[DIRECTIONS FOR THIS TASK] Among the entries, which lines carry the string "subtitle"? Copy each of them.

[MATERIAL PROVIDED]
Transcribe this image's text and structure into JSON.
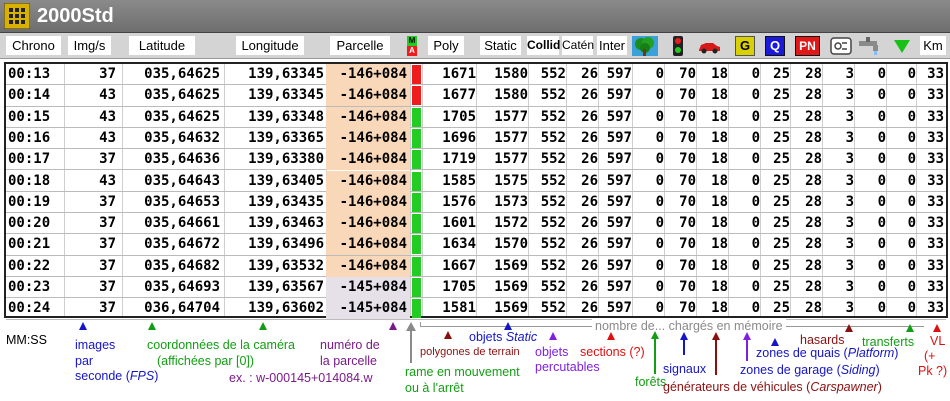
{
  "app": {
    "title": "2000Std"
  },
  "header": {
    "chrono": "Chrono",
    "imgs": "Img/s",
    "latitude": "Latitude",
    "longitude": "Longitude",
    "parcelle": "Parcelle",
    "ma_top": "M",
    "ma_bottom": "A",
    "poly": "Poly",
    "static": "Static",
    "collid": "Collid",
    "caten": "Catén",
    "inter": "Inter",
    "g_badge": "G",
    "q_badge": "Q",
    "pn_badge": "PN",
    "km": "Km"
  },
  "rows": [
    {
      "chrono": "00:13",
      "imgs": "37",
      "lat": "035,64625",
      "lon": "139,63345",
      "parcelle": "-146+084",
      "ma": "red",
      "poly": "1671",
      "static": "1580",
      "collid": "552",
      "caten": "26",
      "inter": "597",
      "c1": "0",
      "c2": "70",
      "c3": "18",
      "c4": "0",
      "c5": "25",
      "c6": "28",
      "c7": "3",
      "c8": "0",
      "c9": "0",
      "c10": "33"
    },
    {
      "chrono": "00:14",
      "imgs": "43",
      "lat": "035,64625",
      "lon": "139,63345",
      "parcelle": "-146+084",
      "ma": "red",
      "poly": "1677",
      "static": "1580",
      "collid": "552",
      "caten": "26",
      "inter": "597",
      "c1": "0",
      "c2": "70",
      "c3": "18",
      "c4": "0",
      "c5": "25",
      "c6": "28",
      "c7": "3",
      "c8": "0",
      "c9": "0",
      "c10": "33"
    },
    {
      "chrono": "00:15",
      "imgs": "43",
      "lat": "035,64625",
      "lon": "139,63348",
      "parcelle": "-146+084",
      "ma": "green",
      "poly": "1705",
      "static": "1577",
      "collid": "552",
      "caten": "26",
      "inter": "597",
      "c1": "0",
      "c2": "70",
      "c3": "18",
      "c4": "0",
      "c5": "25",
      "c6": "28",
      "c7": "3",
      "c8": "0",
      "c9": "0",
      "c10": "33"
    },
    {
      "chrono": "00:16",
      "imgs": "43",
      "lat": "035,64632",
      "lon": "139,63365",
      "parcelle": "-146+084",
      "ma": "green",
      "poly": "1696",
      "static": "1577",
      "collid": "552",
      "caten": "26",
      "inter": "597",
      "c1": "0",
      "c2": "70",
      "c3": "18",
      "c4": "0",
      "c5": "25",
      "c6": "28",
      "c7": "3",
      "c8": "0",
      "c9": "0",
      "c10": "33"
    },
    {
      "chrono": "00:17",
      "imgs": "37",
      "lat": "035,64636",
      "lon": "139,63380",
      "parcelle": "-146+084",
      "ma": "green",
      "poly": "1719",
      "static": "1577",
      "collid": "552",
      "caten": "26",
      "inter": "597",
      "c1": "0",
      "c2": "70",
      "c3": "18",
      "c4": "0",
      "c5": "25",
      "c6": "28",
      "c7": "3",
      "c8": "0",
      "c9": "0",
      "c10": "33"
    },
    {
      "chrono": "00:18",
      "imgs": "43",
      "lat": "035,64643",
      "lon": "139,63405",
      "parcelle": "-146+084",
      "ma": "green",
      "poly": "1585",
      "static": "1575",
      "collid": "552",
      "caten": "26",
      "inter": "597",
      "c1": "0",
      "c2": "70",
      "c3": "18",
      "c4": "0",
      "c5": "25",
      "c6": "28",
      "c7": "3",
      "c8": "0",
      "c9": "0",
      "c10": "33"
    },
    {
      "chrono": "00:19",
      "imgs": "37",
      "lat": "035,64653",
      "lon": "139,63435",
      "parcelle": "-146+084",
      "ma": "green",
      "poly": "1576",
      "static": "1573",
      "collid": "552",
      "caten": "26",
      "inter": "597",
      "c1": "0",
      "c2": "70",
      "c3": "18",
      "c4": "0",
      "c5": "25",
      "c6": "28",
      "c7": "3",
      "c8": "0",
      "c9": "0",
      "c10": "33"
    },
    {
      "chrono": "00:20",
      "imgs": "37",
      "lat": "035,64661",
      "lon": "139,63463",
      "parcelle": "-146+084",
      "ma": "green",
      "poly": "1601",
      "static": "1572",
      "collid": "552",
      "caten": "26",
      "inter": "597",
      "c1": "0",
      "c2": "70",
      "c3": "18",
      "c4": "0",
      "c5": "25",
      "c6": "28",
      "c7": "3",
      "c8": "0",
      "c9": "0",
      "c10": "33"
    },
    {
      "chrono": "00:21",
      "imgs": "37",
      "lat": "035,64672",
      "lon": "139,63496",
      "parcelle": "-146+084",
      "ma": "green",
      "poly": "1634",
      "static": "1570",
      "collid": "552",
      "caten": "26",
      "inter": "597",
      "c1": "0",
      "c2": "70",
      "c3": "18",
      "c4": "0",
      "c5": "25",
      "c6": "28",
      "c7": "3",
      "c8": "0",
      "c9": "0",
      "c10": "33"
    },
    {
      "chrono": "00:22",
      "imgs": "37",
      "lat": "035,64682",
      "lon": "139,63532",
      "parcelle": "-146+084",
      "ma": "green",
      "poly": "1667",
      "static": "1569",
      "collid": "552",
      "caten": "26",
      "inter": "597",
      "c1": "0",
      "c2": "70",
      "c3": "18",
      "c4": "0",
      "c5": "25",
      "c6": "28",
      "c7": "3",
      "c8": "0",
      "c9": "0",
      "c10": "33"
    },
    {
      "chrono": "00:23",
      "imgs": "37",
      "lat": "035,64693",
      "lon": "139,63567",
      "parcelle": "-145+084",
      "ma": "green",
      "poly": "1705",
      "static": "1569",
      "collid": "552",
      "caten": "26",
      "inter": "597",
      "c1": "0",
      "c2": "70",
      "c3": "18",
      "c4": "0",
      "c5": "25",
      "c6": "28",
      "c7": "3",
      "c8": "0",
      "c9": "0",
      "c10": "33"
    },
    {
      "chrono": "00:24",
      "imgs": "37",
      "lat": "036,64704",
      "lon": "139,63602",
      "parcelle": "-145+084",
      "ma": "green",
      "poly": "1581",
      "static": "1569",
      "collid": "552",
      "caten": "26",
      "inter": "597",
      "c1": "0",
      "c2": "70",
      "c3": "18",
      "c4": "0",
      "c5": "25",
      "c6": "28",
      "c7": "3",
      "c8": "0",
      "c9": "0",
      "c10": "33"
    }
  ],
  "annotations": {
    "mmss": "MM:SS",
    "images": [
      "images",
      "par",
      "seconde ("
    ],
    "fps": "FPS",
    "fps_close": ")",
    "coords": [
      "coordonnées de la caméra",
      "(affichées par [0])"
    ],
    "parcelle": [
      "numéro de",
      "la parcelle"
    ],
    "parcelle_ex": "ex. : w-000145+014084.w",
    "rame": [
      "rame en mouvement",
      "ou à l'arrêt"
    ],
    "polygones": "polygones de terrain",
    "objets_static_prefix": "objets ",
    "objets_static_em": "Static",
    "objets_percutables": [
      "objets",
      "percutables"
    ],
    "nombre": "nombre de... chargés en mémoire",
    "sections": "sections (?)",
    "forets": "forêts",
    "signaux": "signaux",
    "generateurs_prefix": "générateurs de véhicules (",
    "generateurs_em": "Carspawner",
    "generateurs_suffix": ")",
    "garage_prefix": "zones de garage (",
    "garage_em": "Siding",
    "garage_suffix": ")",
    "quais_prefix": "zones de quais (",
    "quais_em": "Platform",
    "quais_suffix": ")",
    "hasards": "hasards",
    "transferts": "transferts",
    "vl": [
      "VL",
      "(+",
      "Pk ?)"
    ]
  },
  "colors": {
    "red": "#ee1c1c",
    "green": "#22cc22",
    "parcelle_bg": "#f8d8b8",
    "parcelle_alt_bg": "#e6e0e8",
    "blue_text": "#1515c8",
    "green_text": "#129e12",
    "purple_text": "#7a1a8a",
    "darkred_text": "#8a1010",
    "red_text": "#dd1010",
    "violet_text": "#7f20e0"
  }
}
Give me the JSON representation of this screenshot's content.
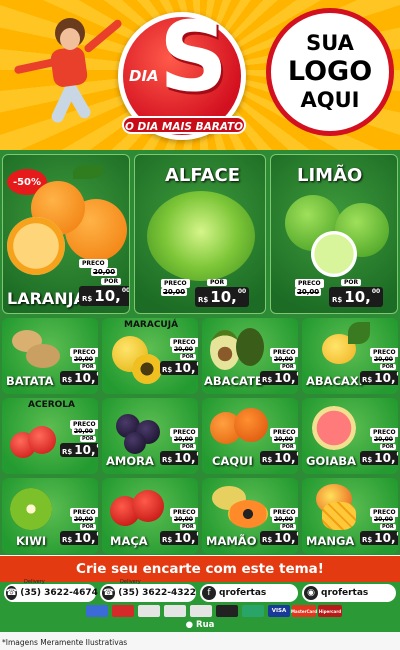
{
  "header": {
    "badge_small": "DIA",
    "badge_letter": "S",
    "badge_ribbon": "O DIA MAIS BARATO",
    "logo_lines": [
      "SUA",
      "LOGO",
      "AQUI"
    ]
  },
  "featured": [
    {
      "name": "LARANJA",
      "badge": "-50%",
      "preco_label": "PRECO",
      "old_price": "20,00",
      "por_label": "POR",
      "currency": "R$",
      "price": "10",
      "cents": "00"
    },
    {
      "name": "ALFACE",
      "preco_label": "PRECO",
      "old_price": "20,00",
      "por_label": "POR",
      "currency": "R$",
      "price": "10",
      "cents": "00"
    },
    {
      "name": "LIMÃO",
      "preco_label": "PRECO",
      "old_price": "20,00",
      "por_label": "POR",
      "currency": "R$",
      "price": "10",
      "cents": "00"
    }
  ],
  "products": [
    {
      "name": "BATATA",
      "old_price": "20,00",
      "currency": "R$",
      "price": "10",
      "cents": "00"
    },
    {
      "name": "",
      "subtitle": "MARACUJÁ",
      "old_price": "20,00",
      "currency": "R$",
      "price": "10",
      "cents": "00"
    },
    {
      "name": "ABACATE",
      "old_price": "20,00",
      "currency": "R$",
      "price": "10",
      "cents": "00"
    },
    {
      "name": "ABACAXI",
      "old_price": "20,00",
      "currency": "R$",
      "price": "10",
      "cents": "00"
    },
    {
      "name": "",
      "subtitle": "ACEROLA",
      "old_price": "20,00",
      "currency": "R$",
      "price": "10",
      "cents": "00"
    },
    {
      "name": "AMORA",
      "old_price": "20,00",
      "currency": "R$",
      "price": "10",
      "cents": "00"
    },
    {
      "name": "CAQUI",
      "old_price": "20,00",
      "currency": "R$",
      "price": "10",
      "cents": "00"
    },
    {
      "name": "GOIABA",
      "old_price": "20,00",
      "currency": "R$",
      "price": "10",
      "cents": "00"
    },
    {
      "name": "KIWI",
      "old_price": "20,00",
      "currency": "R$",
      "price": "10",
      "cents": "00"
    },
    {
      "name": "MAÇA",
      "old_price": "20,00",
      "currency": "R$",
      "price": "10",
      "cents": "00"
    },
    {
      "name": "MAMÃO",
      "old_price": "20,00",
      "currency": "R$",
      "price": "10",
      "cents": "00"
    },
    {
      "name": "MANGA",
      "old_price": "20,00",
      "currency": "R$",
      "price": "10",
      "cents": "00"
    }
  ],
  "labels": {
    "preco": "PRECO",
    "por": "POR"
  },
  "cta": "Crie seu encarte com este tema!",
  "contacts": [
    {
      "label": "Delivery",
      "icon": "phone-icon",
      "text": "(35) 3622-4674"
    },
    {
      "label": "Delivery",
      "icon": "phone-icon",
      "text": "(35) 3622-4322"
    },
    {
      "label": "",
      "icon": "facebook-icon",
      "text": "qrofertas"
    },
    {
      "label": "",
      "icon": "instagram-icon",
      "text": "qrofertas"
    }
  ],
  "payments": [
    "VISA",
    "MasterCard",
    "Hipercard"
  ],
  "address": "Rua",
  "disclaimer": "*Imagens Meramente Ilustrativas",
  "colors": {
    "header_yellow": "#ffb400",
    "badge_red": "#d3101f",
    "grid_green": "#2d8a35",
    "cta_orange": "#e33a12"
  }
}
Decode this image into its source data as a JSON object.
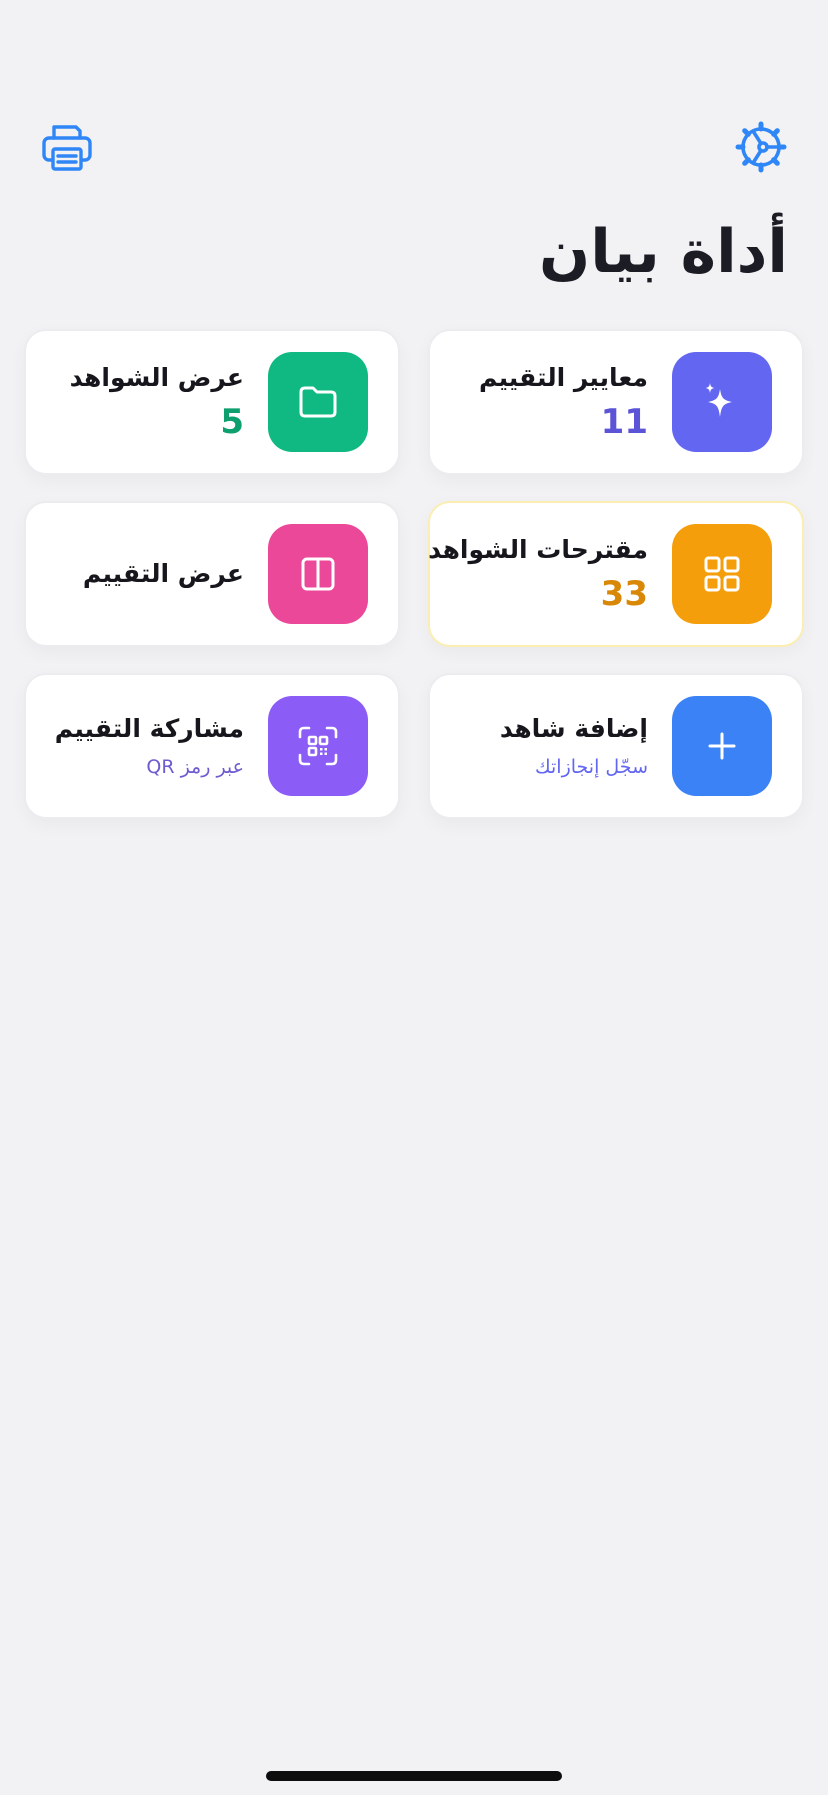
{
  "header": {
    "title": "أداة بيان",
    "print_icon": "printer-icon",
    "settings_icon": "gear-icon"
  },
  "colors": {
    "accent": "#2f86f6",
    "indigo": "#6366f1",
    "green": "#10b981",
    "amber": "#f59e0b",
    "pink": "#ec4899",
    "purple": "#8b5cf6",
    "blue": "#3b82f6"
  },
  "cards": [
    {
      "title": "معايير التقييم",
      "value": "11",
      "icon": "sparkles-icon"
    },
    {
      "title": "عرض الشواهد",
      "value": "5",
      "icon": "folder-icon"
    },
    {
      "title": "مقترحات الشواهد",
      "value": "33",
      "icon": "grid-icon"
    },
    {
      "title": "عرض التقييم",
      "icon": "columns-icon"
    },
    {
      "title": "إضافة شاهد",
      "subtitle": "سجّل إنجازاتك",
      "icon": "plus-icon"
    },
    {
      "title": "مشاركة التقييم",
      "subtitle": "عبر رمز QR",
      "icon": "qr-code-icon"
    }
  ]
}
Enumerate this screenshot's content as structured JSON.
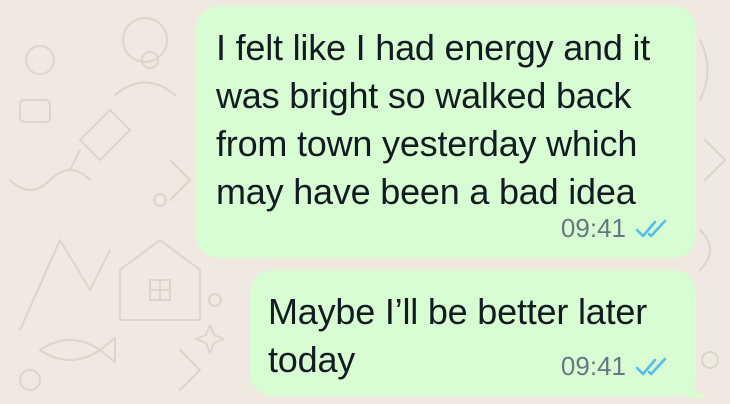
{
  "chat": {
    "messages": [
      {
        "text": "I felt like I had energy and it was bright so walked back from town yesterday which may have been a bad idea",
        "time": "09:41",
        "status_icon": "double-check-read-icon",
        "direction": "outgoing"
      },
      {
        "text": "Maybe I’ll be better later today",
        "time": "09:41",
        "status_icon": "double-check-read-icon",
        "direction": "outgoing"
      }
    ]
  },
  "colors": {
    "wallpaper": "#efe9e1",
    "bubble_outgoing": "#d9fdd3",
    "text": "#111b21",
    "meta_text": "#667781",
    "read_ticks": "#53bdeb"
  }
}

[SOLUTION BELOW]
      "subtitle": "MARACUJÁ",
      "subtitle": "ACEROLA",
      "subtitle": "سجّل إنجازاتك",
      "subtitle": "عبر رمز QR",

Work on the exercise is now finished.